  • Have lunch with CEOs of other companies that have been bought by foreign firms. Learn how they adapted to the new reality. Ask what worked or didn’t work. Seek specific details of solutions that were developed that could be applicable to the planned merger.
  • Become better educated on business culture in the country of the company with which you will merge. Seek experts who can give seminars to company employees on what to expect and how to work most effectively with workers and executives of the foreign company.

How do You Minimize Inventory Damage by an Outsourced Manufacturer? Five Points

Situation: A company uses outsourced manufacturing but is concerned about inventory damage by the manufacturer. Tests have been established to assure both visual compliance and functional performance, overseen by a company employee. Still the company is receiving too many unacceptable parts. How do you minimize inventory damage by an outsourced manufacturer?

Advice from the CEOs:
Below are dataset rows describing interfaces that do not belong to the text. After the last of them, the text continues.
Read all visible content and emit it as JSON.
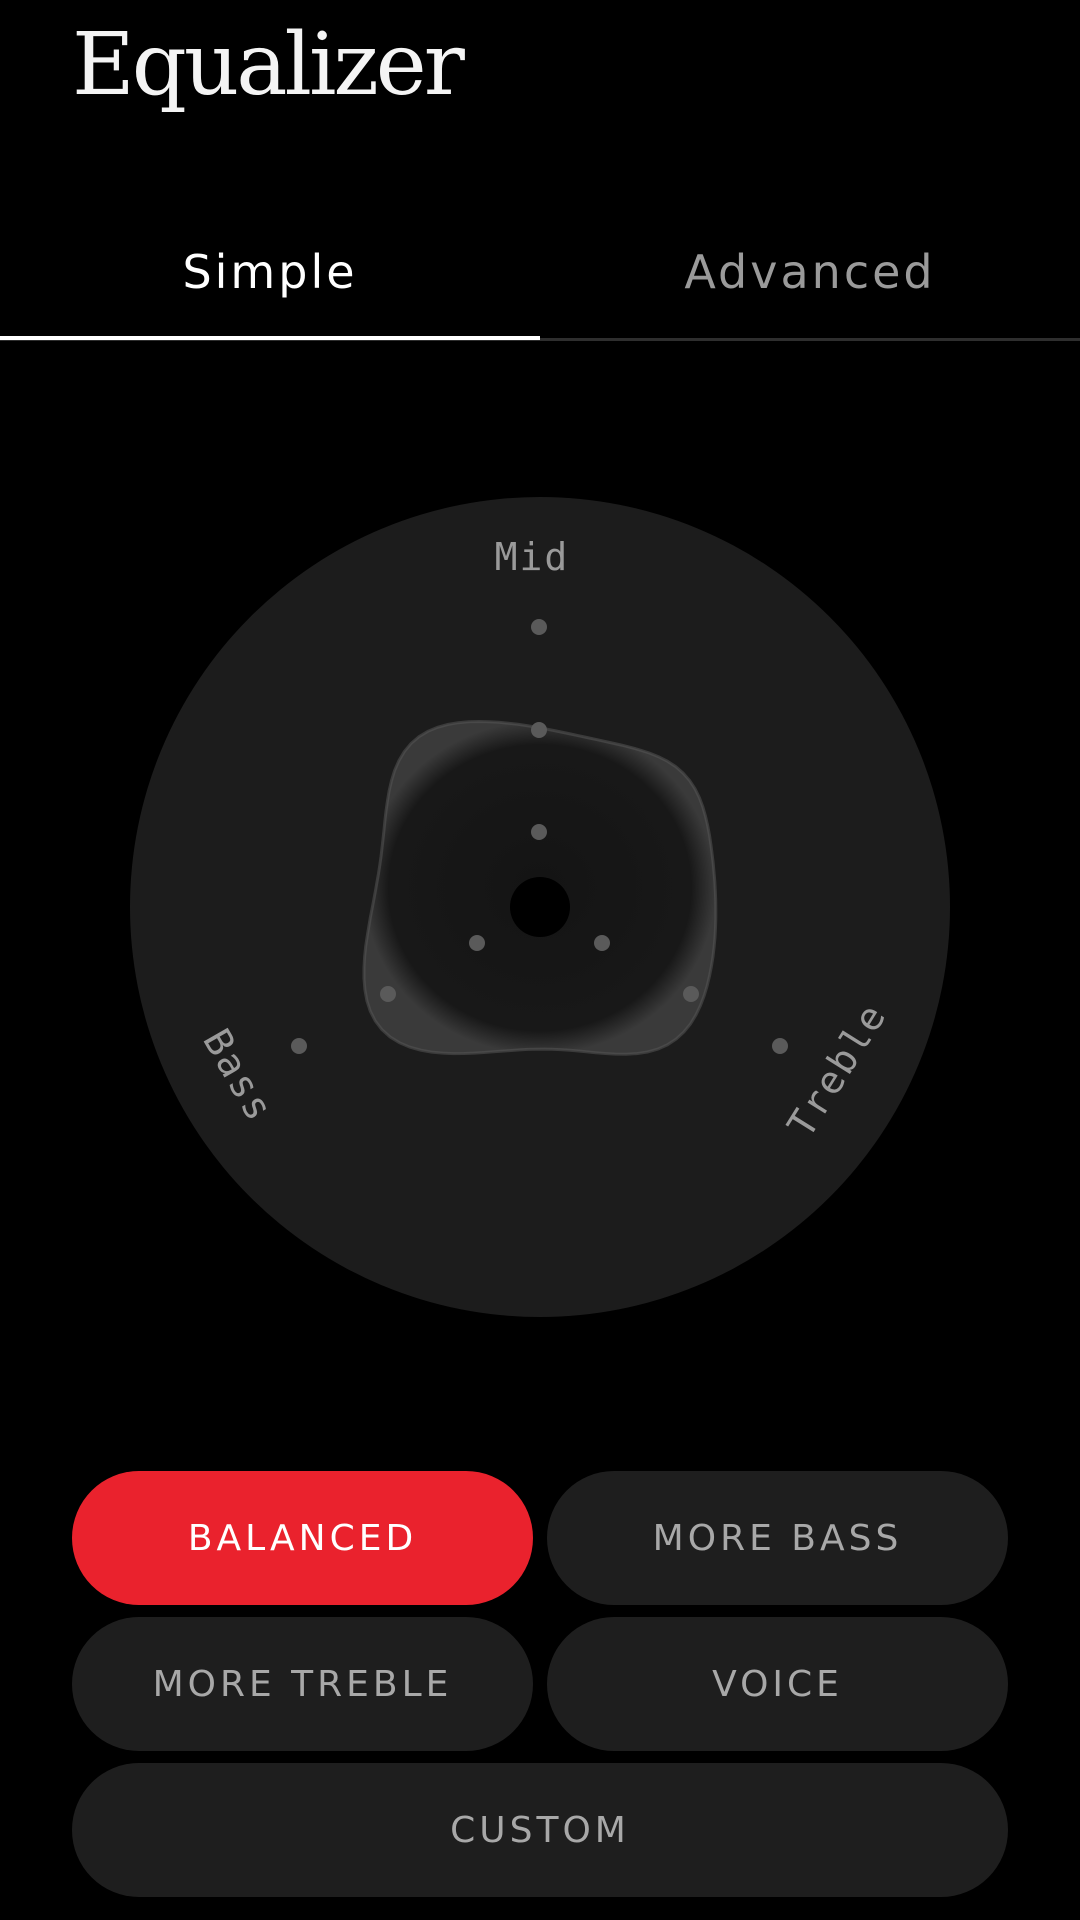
{
  "header": {
    "title": "Equalizer"
  },
  "tabs": [
    {
      "label": "Simple",
      "active": true
    },
    {
      "label": "Advanced",
      "active": false
    }
  ],
  "equalizer": {
    "labels": {
      "mid": "Mid",
      "bass": "Bass",
      "treble": "Treble"
    },
    "levels": {
      "mid": 0.5,
      "bass": 0.5,
      "treble": 0.5
    }
  },
  "presets": [
    {
      "label": "BALANCED",
      "active": true
    },
    {
      "label": "MORE BASS",
      "active": false
    },
    {
      "label": "MORE TREBLE",
      "active": false
    },
    {
      "label": "VOICE",
      "active": false
    },
    {
      "label": "CUSTOM",
      "active": false
    }
  ],
  "colors": {
    "background": "#000000",
    "dial": "#1c1c1c",
    "accent": "#ea222d",
    "button": "#1e1e1e"
  }
}
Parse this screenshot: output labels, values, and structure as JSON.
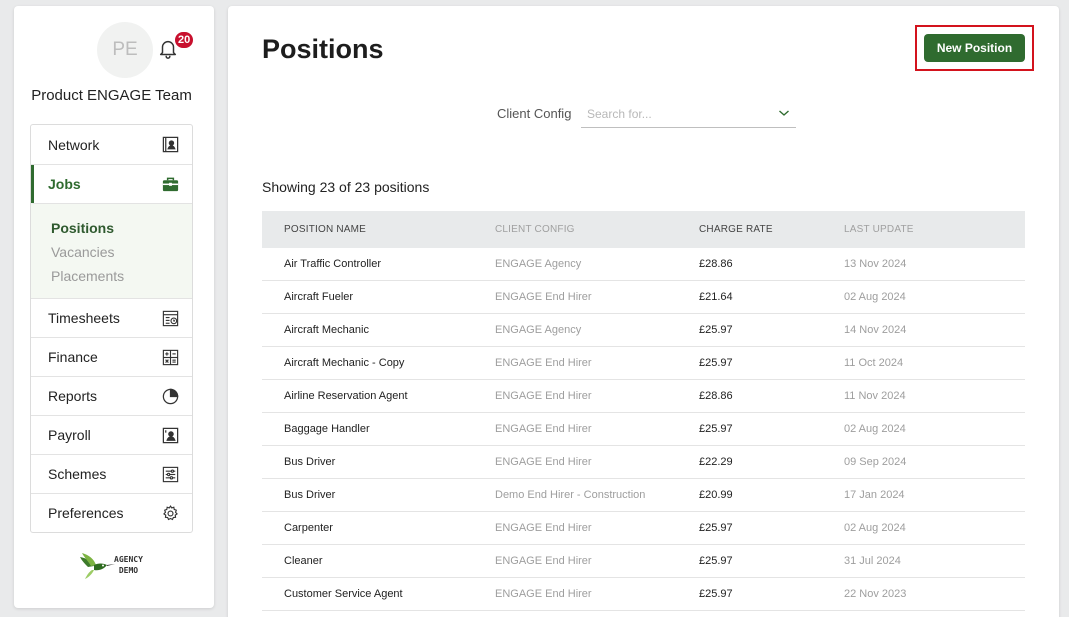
{
  "user": {
    "initials": "PE",
    "team_name": "Product ENGAGE Team",
    "notification_count": "20"
  },
  "nav": {
    "items": [
      {
        "label": "Network",
        "icon": "contact-card-icon"
      },
      {
        "label": "Jobs",
        "icon": "briefcase-icon"
      },
      {
        "label": "Timesheets",
        "icon": "timesheet-icon"
      },
      {
        "label": "Finance",
        "icon": "calculator-icon"
      },
      {
        "label": "Reports",
        "icon": "pie-chart-icon"
      },
      {
        "label": "Payroll",
        "icon": "payroll-icon"
      },
      {
        "label": "Schemes",
        "icon": "sliders-icon"
      },
      {
        "label": "Preferences",
        "icon": "gear-icon"
      }
    ],
    "jobs_sub": [
      "Positions",
      "Vacancies",
      "Placements"
    ]
  },
  "brand": {
    "line1": "AGENCY",
    "line2": "DEMO"
  },
  "main": {
    "title": "Positions",
    "new_button": "New Position",
    "filter_label": "Client Config",
    "filter_placeholder": "Search for...",
    "showing": "Showing 23 of 23 positions"
  },
  "table": {
    "headers": [
      "POSITION NAME",
      "CLIENT CONFIG",
      "CHARGE RATE",
      "LAST UPDATE"
    ],
    "rows": [
      [
        "Air Traffic Controller",
        "ENGAGE Agency",
        "£28.86",
        "13 Nov 2024"
      ],
      [
        "Aircraft Fueler",
        "ENGAGE End Hirer",
        "£21.64",
        "02 Aug 2024"
      ],
      [
        "Aircraft Mechanic",
        "ENGAGE Agency",
        "£25.97",
        "14 Nov 2024"
      ],
      [
        "Aircraft Mechanic - Copy",
        "ENGAGE End Hirer",
        "£25.97",
        "11 Oct 2024"
      ],
      [
        "Airline Reservation Agent",
        "ENGAGE End Hirer",
        "£28.86",
        "11 Nov 2024"
      ],
      [
        "Baggage Handler",
        "ENGAGE End Hirer",
        "£25.97",
        "02 Aug 2024"
      ],
      [
        "Bus Driver",
        "ENGAGE End Hirer",
        "£22.29",
        "09 Sep 2024"
      ],
      [
        "Bus Driver",
        "Demo End Hirer - Construction",
        "£20.99",
        "17 Jan 2024"
      ],
      [
        "Carpenter",
        "ENGAGE End Hirer",
        "£25.97",
        "02 Aug 2024"
      ],
      [
        "Cleaner",
        "ENGAGE End Hirer",
        "£25.97",
        "31 Jul 2024"
      ],
      [
        "Customer Service Agent",
        "ENGAGE End Hirer",
        "£25.97",
        "22 Nov 2023"
      ]
    ]
  },
  "colors": {
    "brand_green": "#2f6b2f",
    "badge_red": "#c8102e",
    "highlight_red": "#d3131d"
  }
}
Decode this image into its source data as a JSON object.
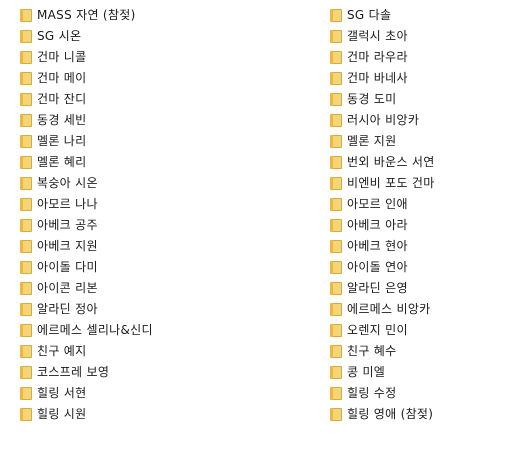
{
  "folder_icon": {
    "name": "folder-icon",
    "color": "#f5d676",
    "edge_color": "#d4ac3f"
  },
  "left_column": [
    "MASS 자연 (참젖)",
    "SG 시온",
    "건마 니콜",
    "건마 메이",
    "건마 잔디",
    "동경 세빈",
    "멜론 나리",
    "멜론 혜리",
    "복숭아 시온",
    "아모르 나나",
    "아베크 공주",
    "아베크 지원",
    "아이돌 다미",
    "아이콘 리본",
    "알라딘 정아",
    "에르메스 셀리나&신디",
    "친구 예지",
    "코스프레 보영",
    "힐링 서현",
    "힐링 시원"
  ],
  "right_column": [
    "SG 다솔",
    "갤럭시 초아",
    "건마 라우라",
    "건마 바네사",
    "동경 도미",
    "러시아 비앙카",
    "멜론 지원",
    "번외 바운스 서연",
    "비엔비 포도 건마",
    "아모르 인애",
    "아베크 아라",
    "아베크 현아",
    "아이돌 연아",
    "알라딘 은영",
    "에르메스 비앙카",
    "오렌지 민이",
    "친구 혜수",
    "콩 미엘",
    "힐링 수정",
    "힐링 영애 (참젖)"
  ]
}
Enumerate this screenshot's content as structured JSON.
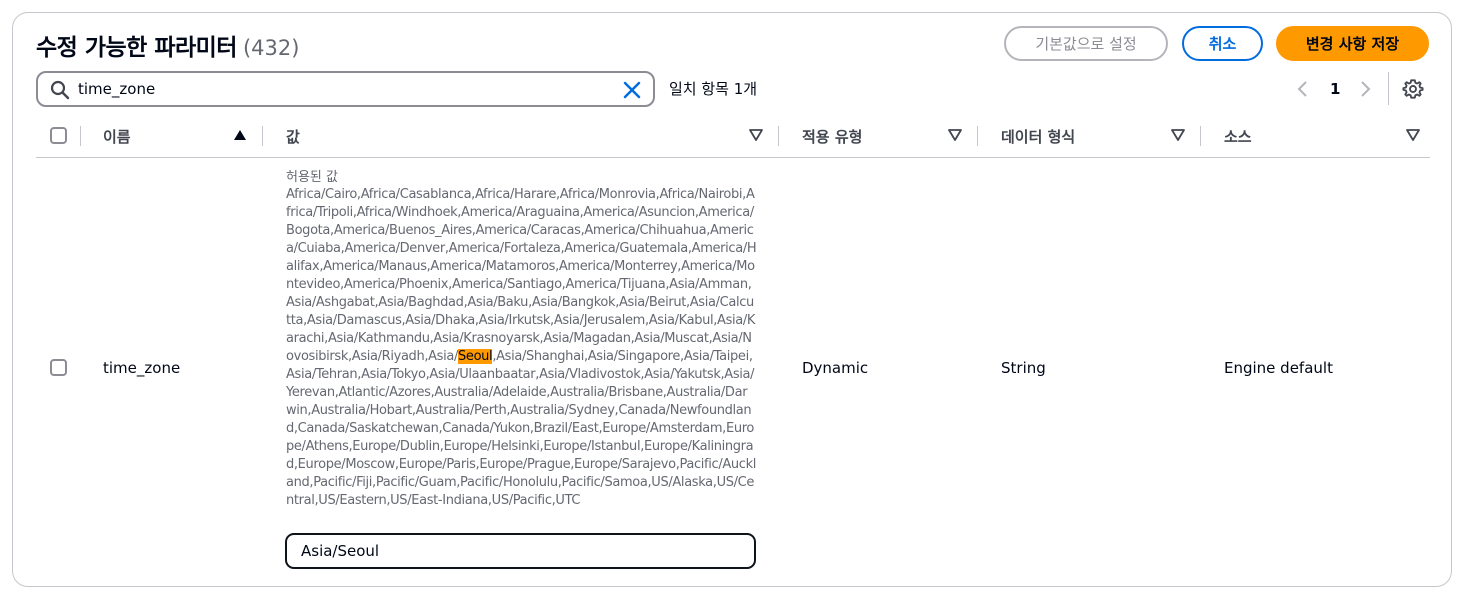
{
  "header": {
    "title": "수정 가능한 파라미터",
    "count": "(432)",
    "reset_label": "기본값으로 설정",
    "cancel_label": "취소",
    "save_label": "변경 사항 저장"
  },
  "search": {
    "value": "time_zone",
    "match_count": "일치 항목 1개"
  },
  "pagination": {
    "current_page": "1"
  },
  "table": {
    "columns": [
      "이름",
      "값",
      "적용 유형",
      "데이터 형식",
      "소스"
    ],
    "rows": [
      {
        "name": "time_zone",
        "allowed_label": "허용된 값",
        "allowed_before": "Africa/Cairo,Africa/Casablanca,Africa/Harare,Africa/Monrovia,Africa/Nairobi,Africa/Tripoli,Africa/Windhoek,America/Araguaina,America/Asuncion,America/Bogota,America/Buenos_Aires,America/Caracas,America/Chihuahua,America/Cuiaba,America/Denver,America/Fortaleza,America/Guatemala,America/Halifax,America/Manaus,America/Matamoros,America/Monterrey,America/Montevideo,America/Phoenix,America/Santiago,America/Tijuana,Asia/Amman,Asia/Ashgabat,Asia/Baghdad,Asia/Baku,Asia/Bangkok,Asia/Beirut,Asia/Calcutta,Asia/Damascus,Asia/Dhaka,Asia/Irkutsk,Asia/Jerusalem,Asia/Kabul,Asia/Karachi,Asia/Kathmandu,Asia/Krasnoyarsk,Asia/Magadan,Asia/Muscat,Asia/Novosibirsk,Asia/Riyadh,Asia/",
        "allowed_highlight": "Seoul",
        "allowed_after": ",Asia/Shanghai,Asia/Singapore,Asia/Taipei,Asia/Tehran,Asia/Tokyo,Asia/Ulaanbaatar,Asia/Vladivostok,Asia/Yakutsk,Asia/Yerevan,Atlantic/Azores,Australia/Adelaide,Australia/Brisbane,Australia/Darwin,Australia/Hobart,Australia/Perth,Australia/Sydney,Canada/Newfoundland,Canada/Saskatchewan,Canada/Yukon,Brazil/East,Europe/Amsterdam,Europe/Athens,Europe/Dublin,Europe/Helsinki,Europe/Istanbul,Europe/Kaliningrad,Europe/Moscow,Europe/Paris,Europe/Prague,Europe/Sarajevo,Pacific/Auckland,Pacific/Fiji,Pacific/Guam,Pacific/Honolulu,Pacific/Samoa,US/Alaska,US/Central,US/Eastern,US/East-Indiana,US/Pacific,UTC",
        "value": "Asia/Seoul",
        "apply_type": "Dynamic",
        "data_type": "String",
        "source": "Engine default"
      }
    ]
  },
  "colors": {
    "primary": "#006ce0",
    "accent": "#ff9900",
    "border": "#c6c6cd",
    "text_secondary": "#656871"
  },
  "icons": [
    "search-icon",
    "clear-icon",
    "chevron-left-icon",
    "chevron-right-icon",
    "settings-icon",
    "sort-ascending-icon",
    "sort-icon"
  ]
}
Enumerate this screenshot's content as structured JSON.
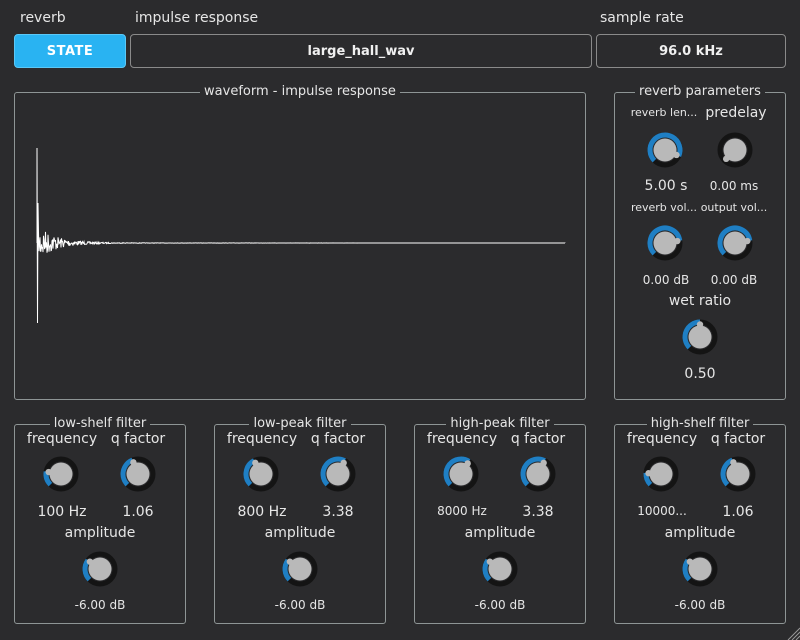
{
  "header": {
    "reverb_label": "reverb",
    "state_button": "STATE",
    "ir_label": "impulse response",
    "ir_value": "large_hall_wav",
    "sr_label": "sample rate",
    "sr_value": "96.0 kHz"
  },
  "waveform": {
    "title": "waveform - impulse response"
  },
  "reverb_params": {
    "title": "reverb parameters",
    "reverb_length": {
      "label": "reverb len...",
      "value": "5.00 s",
      "level": 0.92
    },
    "predelay": {
      "label": "predelay",
      "value": "0.00 ms",
      "level": 0.0
    },
    "reverb_volume": {
      "label": "reverb vol...",
      "value": "0.00 dB",
      "level": 0.8
    },
    "output_volume": {
      "label": "output vol...",
      "value": "0.00 dB",
      "level": 0.8
    },
    "wet_ratio": {
      "label": "wet ratio",
      "value": "0.50",
      "level": 0.5
    }
  },
  "filters": [
    {
      "title": "low-shelf filter",
      "freq_label": "frequency",
      "freq_value": "100 Hz",
      "freq_level": 0.2,
      "q_label": "q factor",
      "q_value": "1.06",
      "q_level": 0.42,
      "amp_label": "amplitude",
      "amp_value": "-6.00 dB",
      "amp_level": 0.3
    },
    {
      "title": "low-peak filter",
      "freq_label": "frequency",
      "freq_value": "800 Hz",
      "freq_level": 0.4,
      "q_label": "q factor",
      "q_value": "3.38",
      "q_level": 0.6,
      "amp_label": "amplitude",
      "amp_value": "-6.00 dB",
      "amp_level": 0.3
    },
    {
      "title": "high-peak filter",
      "freq_label": "frequency",
      "freq_value": "8000 Hz",
      "freq_level": 0.62,
      "q_label": "q factor",
      "q_value": "3.38",
      "q_level": 0.6,
      "amp_label": "amplitude",
      "amp_value": "-6.00 dB",
      "amp_level": 0.3
    },
    {
      "title": "high-shelf filter",
      "freq_label": "frequency",
      "freq_value": "10000...",
      "freq_level": 0.18,
      "q_label": "q factor",
      "q_value": "1.06",
      "q_level": 0.42,
      "amp_label": "amplitude",
      "amp_value": "-6.00 dB",
      "amp_level": 0.3
    }
  ],
  "colors": {
    "accent": "#29b3f2",
    "knob_arc": "#1f7fc4",
    "knob_track": "#141414",
    "knob_body": "#b9b9b9",
    "background": "#2b2b2d",
    "border": "#8e9595"
  }
}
  • It is perfectly acceptable for a vendor of consigned materials to bear the risk of product that is not to specification.
    • In any contract for manufacturing, require that the vendor carry insurance to cover the full cost of materials and processing in case of damage either during manufacturing or shipping.
  • It sounds like this is a new opportunity and situation for the company. In the process they have not guaranteed that both cost and risk are covered.
    • There is no point in assuming all this risk.
    • For future opportunities like this, take on the work as a time and materials project at an appropriate hourly rate for the market, and with a significant mark-up to cover risk as the project is transferred to a contract manufacturer.
    • Another option is to take on the project under a project management contract, and to bill engineering separately.
  • This situation sounds familiar for an evolving project. In the future try to unhitch the manufacturing piece from the engineering. Engineering should be more profitable, which will allow the company to more successfully manage the project into early manufacturing.
  • Strategically, this could be a good move for the company provided they partner with a reliable vendor to facilitate early stage manufacturing. One option for paying sub-vendors is to pay for yield – particularly if early stage work has a high failure rate.
  • If the market opportunity is there do two things:
    • Set up an organization with professionals who know early stage manufacturing.
    • Be aware this group will have a different culture and approach compared to design engineers.